Other posts in this series: Series IntroMidlifers, Empty Nesters, Senior Adults



A twentysomething friend of mine posted a question on Facebook the other day:

“What is the role of young people (age 21-29) in the church today?”

Good question. It got me thinking. At first, I wrestled with his question strictly in terms of how I could help him get involved. I’m a fixer. Then, I thought that maybe he wasn’t the only person wondering the same thing. As I thought some more, I began to recognize that this question isn’t limited to young adults.

What’s my role in the church if I’m an 85-year-old, widowed great-grandmother? If I’m a 38-year-old husband and father? A 65-year-old, newly retired couple? A 45-year-old, executive at the top of my game? A 31-year-old stay-at-home mom?

What is my role, at my age and stage, in the church?

Over the course of the next several posts, I’ll address this important question. I know I don’t have all of the answers and that this will force me to paint with broad strokes. However, I think it’s going to be worth the effort. Prayerfully, it’ll encourage someone to a greater appreciation for the church and deeper personal involvement.

No matter how we end up answering this question, there’s one thing I know for sure:

We need one another

Part of what makes the church so glorious is the fact that, at her best, she brings people together. Rich and poor. Haves and have-nots. Men and women. Black and white. And, young and old.

The church suffers when it is homogeneous. She flourishes when she is diverse. Each of the generations needs the other generations. And each generation has a vital role to play.

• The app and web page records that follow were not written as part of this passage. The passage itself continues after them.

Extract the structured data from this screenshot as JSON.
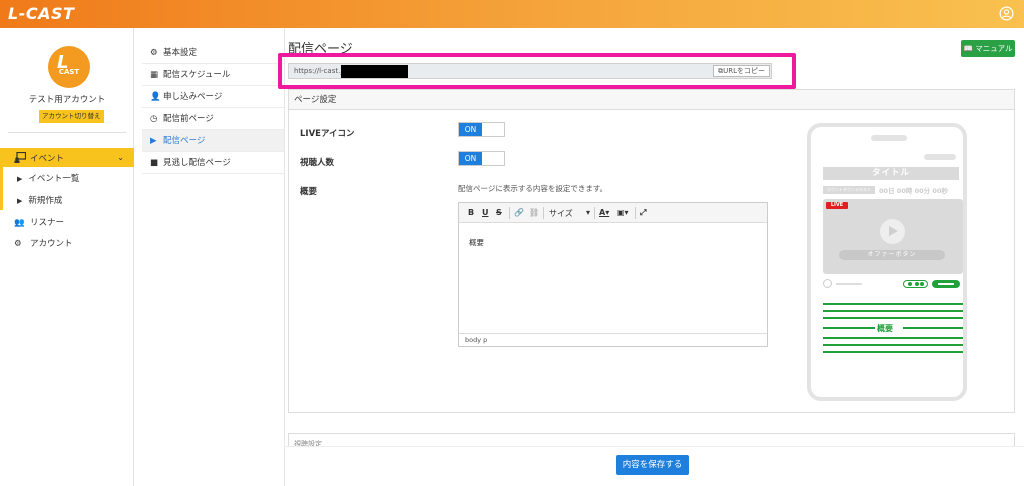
{
  "app": {
    "logo": "L-CAST"
  },
  "sidebar": {
    "avatar_text": "CAST",
    "avatar_letter": "L",
    "account_name": "テスト用アカウント",
    "switch_label": "アカウント切り替え",
    "event_label": "イベント",
    "event_sub": [
      "イベント一覧",
      "新規作成"
    ],
    "listener_label": "リスナー",
    "account_label": "アカウント"
  },
  "submenu": {
    "items": [
      "基本設定",
      "配信スケジュール",
      "申し込みページ",
      "配信前ページ",
      "配信ページ",
      "見逃し配信ページ"
    ],
    "active_index": 4
  },
  "main": {
    "title": "配信ページ",
    "manual_label": "マニュアル",
    "url_prefix": "https://l-cast.jp",
    "copy_label": "URLをコピー",
    "card_title": "ページ設定",
    "live_icon_label": "LIVEアイコン",
    "live_icon_state": "ON",
    "viewer_count_label": "視聴人数",
    "viewer_count_state": "ON",
    "summary_label": "概要",
    "summary_help": "配信ページに表示する内容を設定できます。",
    "editor": {
      "bold": "B",
      "underline": "U",
      "strike": "S",
      "size_label": "サイズ",
      "body_text": "概要",
      "path": "body  p"
    },
    "next_card_title": "視聴設定",
    "save_label": "内容を保存する"
  },
  "phone": {
    "title": "タイトル",
    "countdown_label": "カウントダウンテキスト",
    "timer": "00日 00時 00分 00秒",
    "live_badge": "LIVE",
    "offer_button": "オファーボタン",
    "summary": "概要"
  },
  "colors": {
    "accent_orange": "#f5a53c",
    "highlight": "#ee1a9e",
    "primary": "#1f7fdd",
    "green": "#21a13a",
    "event_yellow": "#f7c31c"
  }
}
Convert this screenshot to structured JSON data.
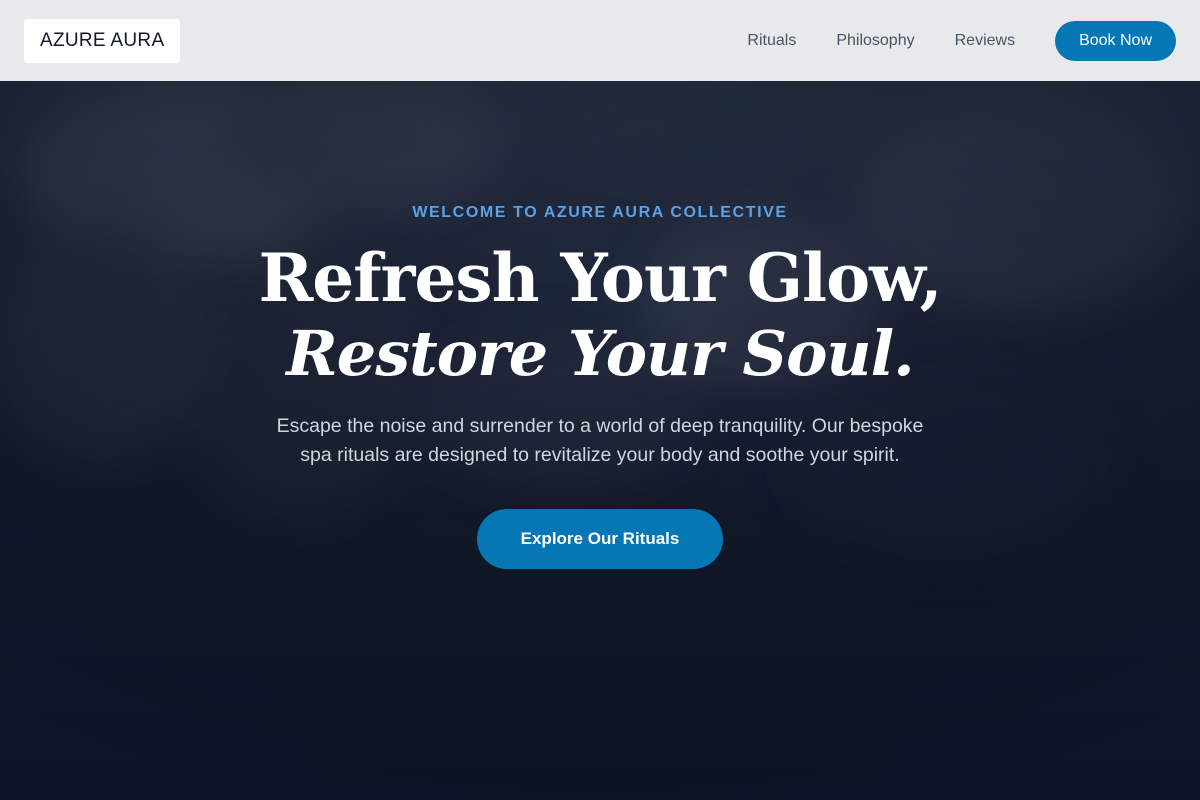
{
  "header": {
    "logo_text": "AZURE AURA",
    "nav": [
      {
        "label": "Rituals"
      },
      {
        "label": "Philosophy"
      },
      {
        "label": "Reviews"
      }
    ],
    "book_button": "Book Now"
  },
  "hero": {
    "eyebrow": "WELCOME TO AZURE AURA COLLECTIVE",
    "headline_line1": "Refresh Your Glow,",
    "headline_line2": "Restore Your Soul.",
    "description": "Escape the noise and surrender to a world of deep tranquility. Our bespoke spa rituals are designed to revitalize your body and soothe your spirit.",
    "cta_button": "Explore Our Rituals"
  },
  "colors": {
    "accent": "#0577b5",
    "eyebrow": "#5aa2e8",
    "header_bg": "#e8e9eb",
    "hero_bg": "#0f172a"
  }
}
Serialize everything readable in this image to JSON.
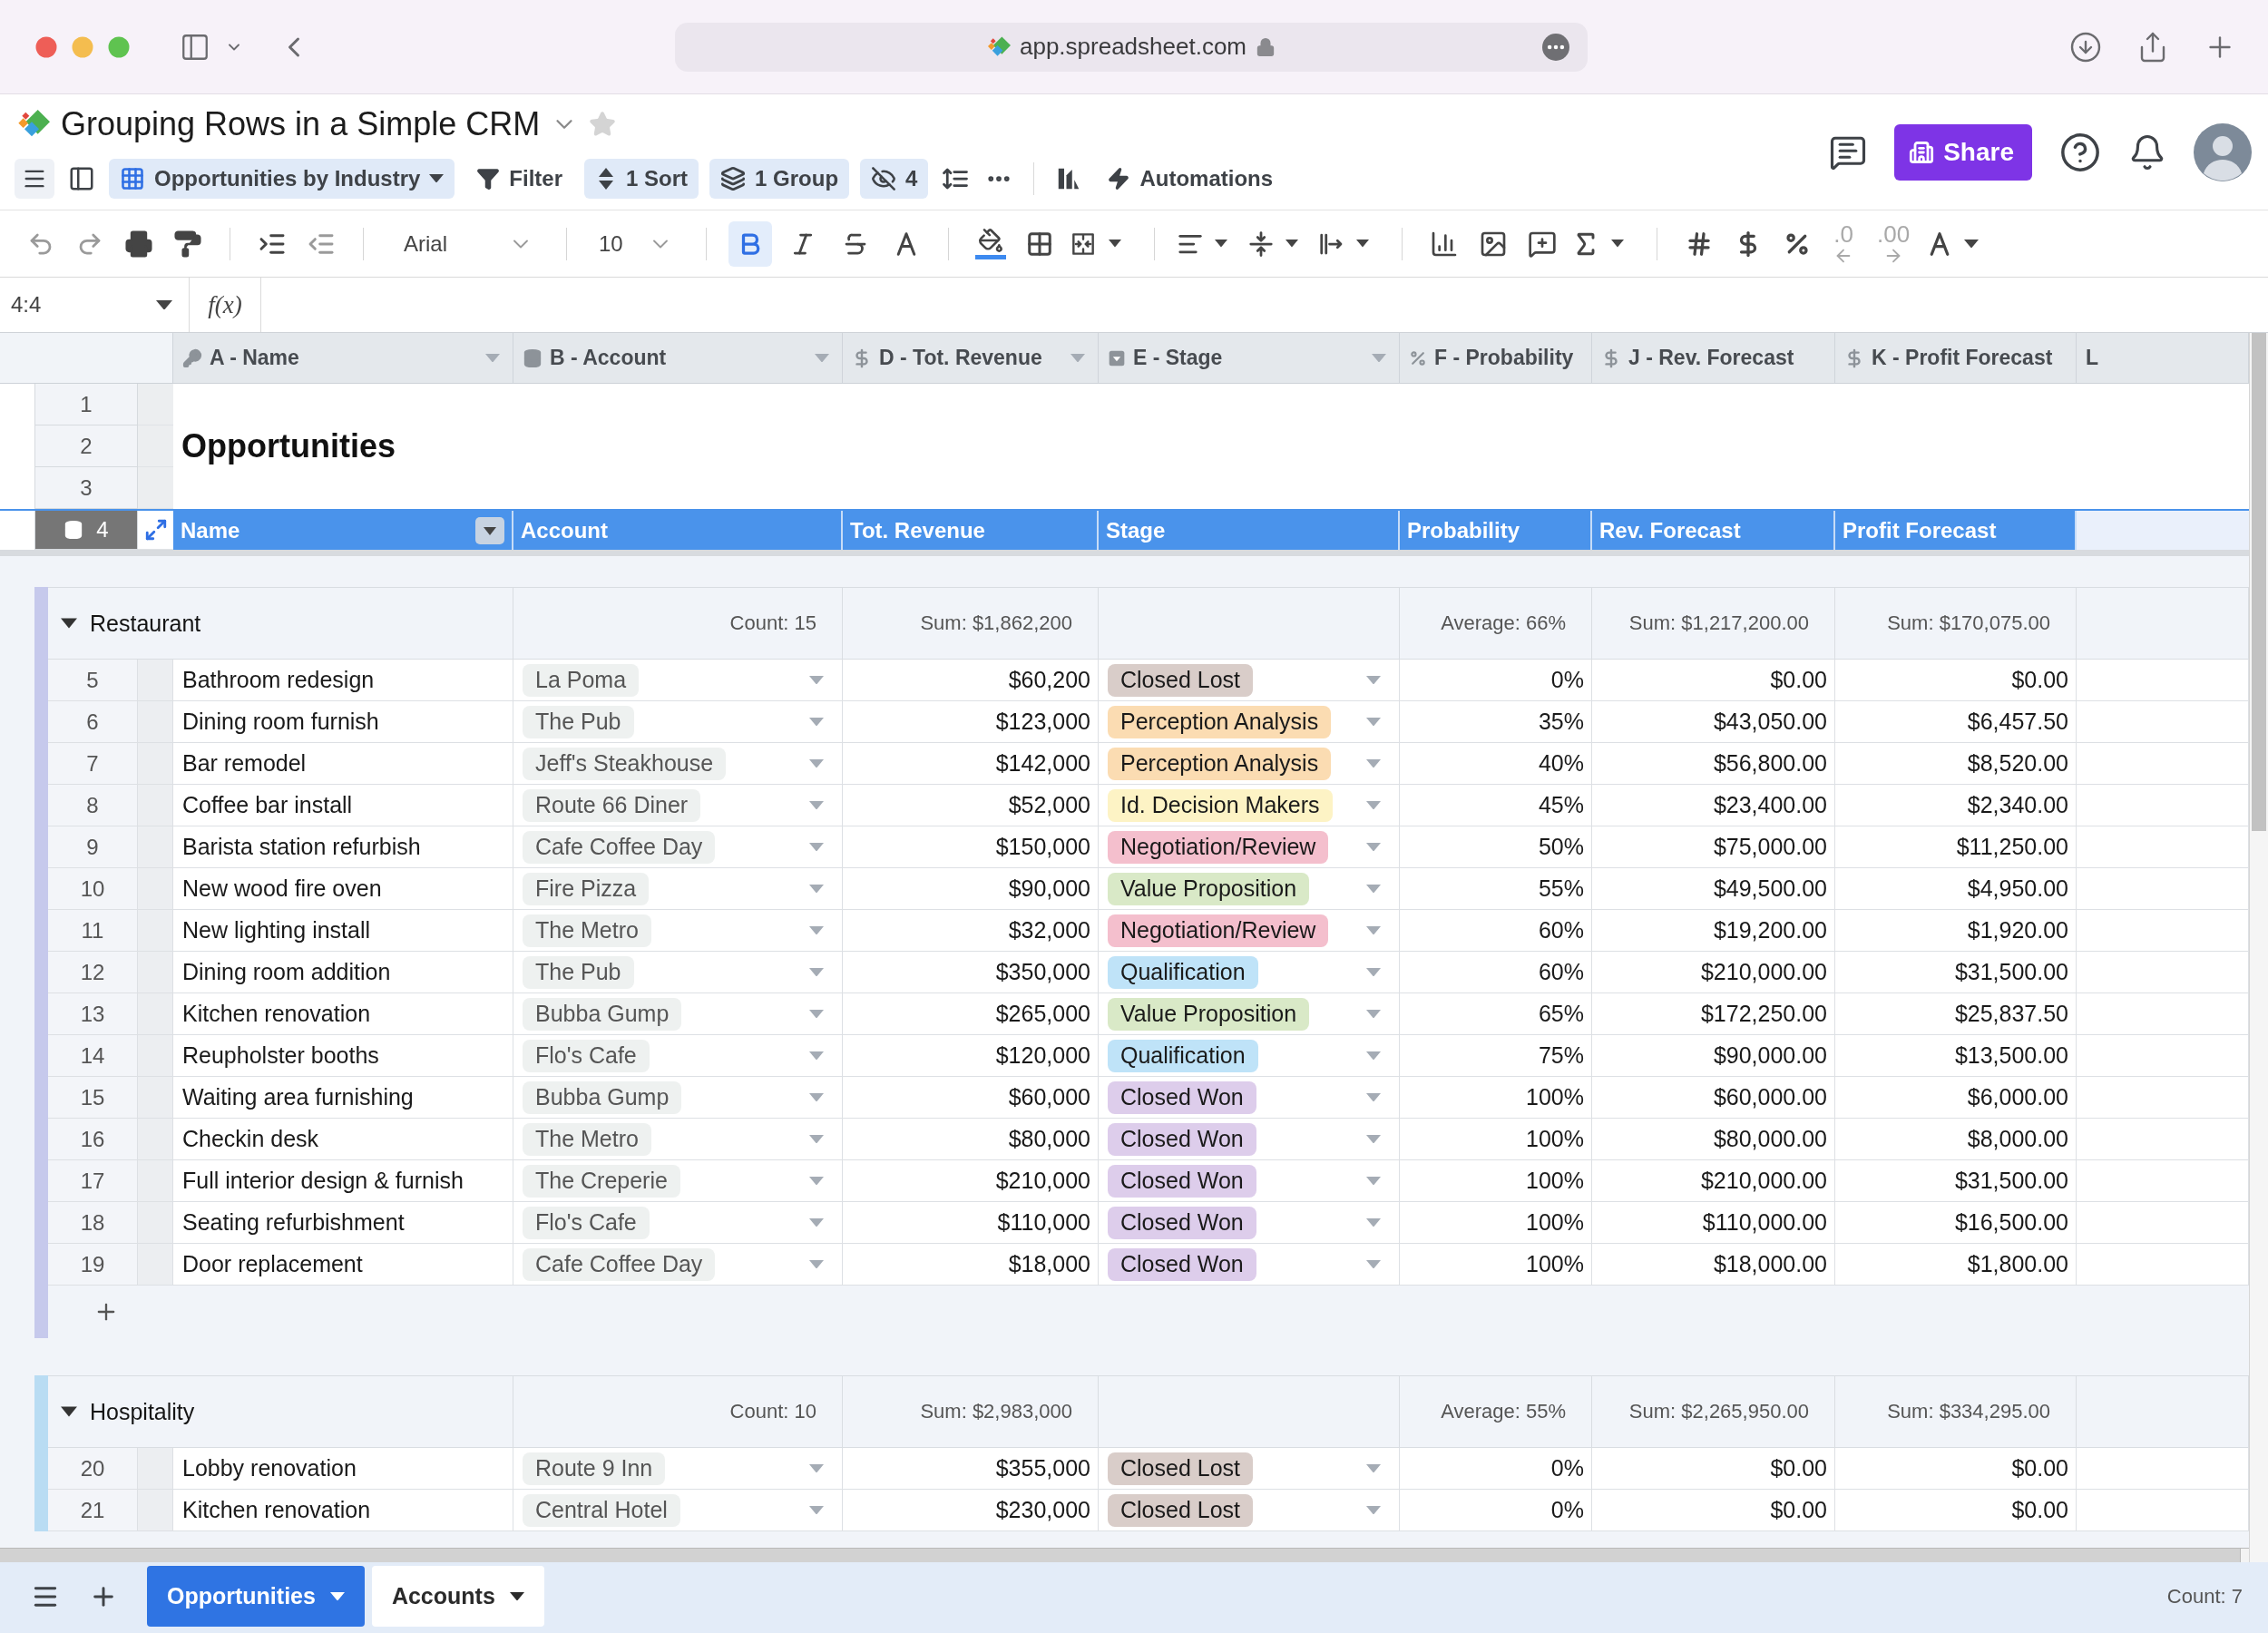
{
  "browser": {
    "url": "app.spreadsheet.com"
  },
  "app_header": {
    "title": "Grouping Rows in a Simple CRM",
    "starred": false,
    "share_label": "Share"
  },
  "view_toolbar": {
    "view": {
      "label": "Opportunities by Industry",
      "active": true
    },
    "tools": [
      {
        "kind": "filter",
        "label": "Filter",
        "active": false
      },
      {
        "kind": "sort",
        "label": "1 Sort",
        "active": true
      },
      {
        "kind": "group",
        "label": "1 Group",
        "active": true
      },
      {
        "kind": "hidden_fields",
        "label": "4",
        "active": true
      }
    ],
    "automations": {
      "label": "Automations"
    }
  },
  "format_toolbar": {
    "history": [
      {
        "kind": "undo",
        "disabled": true
      },
      {
        "kind": "redo",
        "disabled": true
      }
    ],
    "indent": [
      {
        "kind": "increase",
        "disabled": false
      },
      {
        "kind": "decrease",
        "disabled": true
      }
    ],
    "font": "Arial",
    "font_size": "10",
    "text_styles": [
      {
        "kind": "bold",
        "on": true
      },
      {
        "kind": "italic",
        "on": false
      },
      {
        "kind": "strikethrough",
        "on": false
      }
    ],
    "decimals": [
      {
        "kind": "decrease",
        "label": ".0",
        "disabled": true
      },
      {
        "kind": "increase",
        "label": ".00",
        "disabled": true
      }
    ]
  },
  "formula_bar": {
    "cell_ref": "4:4",
    "function_label": "f(x)"
  },
  "columns": [
    {
      "label": "A - Name",
      "kind": "key",
      "has_menu": true
    },
    {
      "label": "B - Account",
      "kind": "lookup",
      "has_menu": true
    },
    {
      "label": "D - Tot. Revenue",
      "kind": "currency",
      "has_menu": true
    },
    {
      "label": "E - Stage",
      "kind": "select",
      "has_menu": true
    },
    {
      "label": "F - Probability",
      "kind": "percent",
      "has_menu": false
    },
    {
      "label": "J - Rev. Forecast",
      "kind": "currency",
      "has_menu": false
    },
    {
      "label": "K - Profit Forecast",
      "kind": "currency",
      "has_menu": false
    },
    {
      "label": "L",
      "kind": "plain",
      "has_menu": false
    }
  ],
  "top_rows": [
    {
      "number": "1",
      "kind": "blank",
      "selected": false
    },
    {
      "number": "2",
      "kind": "title",
      "selected": false,
      "title": "Opportunities"
    },
    {
      "number": "3",
      "kind": "blank",
      "selected": false
    },
    {
      "number": "4",
      "kind": "header",
      "selected": true,
      "cells": [
        "Name",
        "Account",
        "Tot. Revenue",
        "Stage",
        "Probability",
        "Rev. Forecast",
        "Profit Forecast"
      ]
    }
  ],
  "groups": [
    {
      "name": "Restaurant",
      "expanded": true,
      "color": "#c6c9ec",
      "add_row": true,
      "summary": {
        "count": "Count: 15",
        "revenue": "Sum: $1,862,200",
        "probability": "Average: 66%",
        "rev_forecast": "Sum: $1,217,200.00",
        "profit_forecast": "Sum: $170,075.00"
      },
      "rows": [
        {
          "number": "5",
          "name": "Bathroom redesign",
          "account": "La Poma",
          "revenue": "$60,200",
          "stage": {
            "label": "Closed Lost",
            "color": "#d9cdc9"
          },
          "probability": "0%",
          "rev_forecast": "$0.00",
          "profit_forecast": "$0.00"
        },
        {
          "number": "6",
          "name": "Dining room furnish",
          "account": "The Pub",
          "revenue": "$123,000",
          "stage": {
            "label": "Perception Analysis",
            "color": "#fbdcb2"
          },
          "probability": "35%",
          "rev_forecast": "$43,050.00",
          "profit_forecast": "$6,457.50"
        },
        {
          "number": "7",
          "name": "Bar remodel",
          "account": "Jeff's Steakhouse",
          "revenue": "$142,000",
          "stage": {
            "label": "Perception Analysis",
            "color": "#fbdcb2"
          },
          "probability": "40%",
          "rev_forecast": "$56,800.00",
          "profit_forecast": "$8,520.00"
        },
        {
          "number": "8",
          "name": "Coffee bar install",
          "account": "Route 66 Diner",
          "revenue": "$52,000",
          "stage": {
            "label": "Id. Decision Makers",
            "color": "#fdf3c5"
          },
          "probability": "45%",
          "rev_forecast": "$23,400.00",
          "profit_forecast": "$2,340.00"
        },
        {
          "number": "9",
          "name": "Barista station refurbish",
          "account": "Cafe Coffee Day",
          "revenue": "$150,000",
          "stage": {
            "label": "Negotiation/Review",
            "color": "#f4bfcd"
          },
          "probability": "50%",
          "rev_forecast": "$75,000.00",
          "profit_forecast": "$11,250.00"
        },
        {
          "number": "10",
          "name": "New wood fire oven",
          "account": "Fire Pizza",
          "revenue": "$90,000",
          "stage": {
            "label": "Value Proposition",
            "color": "#d9e9c7"
          },
          "probability": "55%",
          "rev_forecast": "$49,500.00",
          "profit_forecast": "$4,950.00"
        },
        {
          "number": "11",
          "name": "New lighting install",
          "account": "The Metro",
          "revenue": "$32,000",
          "stage": {
            "label": "Negotiation/Review",
            "color": "#f4bfcd"
          },
          "probability": "60%",
          "rev_forecast": "$19,200.00",
          "profit_forecast": "$1,920.00"
        },
        {
          "number": "12",
          "name": "Dining room addition",
          "account": "The Pub",
          "revenue": "$350,000",
          "stage": {
            "label": "Qualification",
            "color": "#bfe3f8"
          },
          "probability": "60%",
          "rev_forecast": "$210,000.00",
          "profit_forecast": "$31,500.00"
        },
        {
          "number": "13",
          "name": "Kitchen renovation",
          "account": "Bubba Gump",
          "revenue": "$265,000",
          "stage": {
            "label": "Value Proposition",
            "color": "#d9e9c7"
          },
          "probability": "65%",
          "rev_forecast": "$172,250.00",
          "profit_forecast": "$25,837.50"
        },
        {
          "number": "14",
          "name": "Reupholster booths",
          "account": "Flo's Cafe",
          "revenue": "$120,000",
          "stage": {
            "label": "Qualification",
            "color": "#bfe3f8"
          },
          "probability": "75%",
          "rev_forecast": "$90,000.00",
          "profit_forecast": "$13,500.00"
        },
        {
          "number": "15",
          "name": "Waiting area furnishing",
          "account": "Bubba Gump",
          "revenue": "$60,000",
          "stage": {
            "label": "Closed Won",
            "color": "#ddcdeb"
          },
          "probability": "100%",
          "rev_forecast": "$60,000.00",
          "profit_forecast": "$6,000.00"
        },
        {
          "number": "16",
          "name": "Checkin desk",
          "account": "The Metro",
          "revenue": "$80,000",
          "stage": {
            "label": "Closed Won",
            "color": "#ddcdeb"
          },
          "probability": "100%",
          "rev_forecast": "$80,000.00",
          "profit_forecast": "$8,000.00"
        },
        {
          "number": "17",
          "name": "Full interior design & furnish",
          "account": "The Creperie",
          "revenue": "$210,000",
          "stage": {
            "label": "Closed Won",
            "color": "#ddcdeb"
          },
          "probability": "100%",
          "rev_forecast": "$210,000.00",
          "profit_forecast": "$31,500.00"
        },
        {
          "number": "18",
          "name": "Seating refurbishment",
          "account": "Flo's Cafe",
          "revenue": "$110,000",
          "stage": {
            "label": "Closed Won",
            "color": "#ddcdeb"
          },
          "probability": "100%",
          "rev_forecast": "$110,000.00",
          "profit_forecast": "$16,500.00"
        },
        {
          "number": "19",
          "name": "Door replacement",
          "account": "Cafe Coffee Day",
          "revenue": "$18,000",
          "stage": {
            "label": "Closed Won",
            "color": "#ddcdeb"
          },
          "probability": "100%",
          "rev_forecast": "$18,000.00",
          "profit_forecast": "$1,800.00"
        }
      ]
    },
    {
      "name": "Hospitality",
      "expanded": true,
      "color": "#b9dcf3",
      "add_row": false,
      "summary": {
        "count": "Count: 10",
        "revenue": "Sum: $2,983,000",
        "probability": "Average: 55%",
        "rev_forecast": "Sum: $2,265,950.00",
        "profit_forecast": "Sum: $334,295.00"
      },
      "rows": [
        {
          "number": "20",
          "name": "Lobby renovation",
          "account": "Route 9 Inn",
          "revenue": "$355,000",
          "stage": {
            "label": "Closed Lost",
            "color": "#d9cdc9"
          },
          "probability": "0%",
          "rev_forecast": "$0.00",
          "profit_forecast": "$0.00"
        },
        {
          "number": "21",
          "name": "Kitchen renovation",
          "account": "Central Hotel",
          "revenue": "$230,000",
          "stage": {
            "label": "Closed Lost",
            "color": "#d9cdc9"
          },
          "probability": "0%",
          "rev_forecast": "$0.00",
          "profit_forecast": "$0.00"
        }
      ]
    }
  ],
  "sheet_tabs": [
    {
      "label": "Opportunities",
      "selected": true
    },
    {
      "label": "Accounts",
      "selected": false
    }
  ],
  "status_bar": {
    "summary": "Count: 7"
  }
}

About this series

Over the course of a number of posts, we’ll explore the unique needs—and contributions—of each of the generations in the church today: young adults (18-30), mid-lifers (30-50), empty-nesters (50-65), and senior adults (65 and beyond).

I know those breakdowns are somewhat artificial. However, it’s my hope that you’ll identify with one or two of these groups, that you’ll have a new perspective on your role, and that your relationship with the church—and her Savior—will grow as a result.

Stay tuned.

Other posts in this series: Young Adults, Midlifers, Empty Nesters, Senior Adults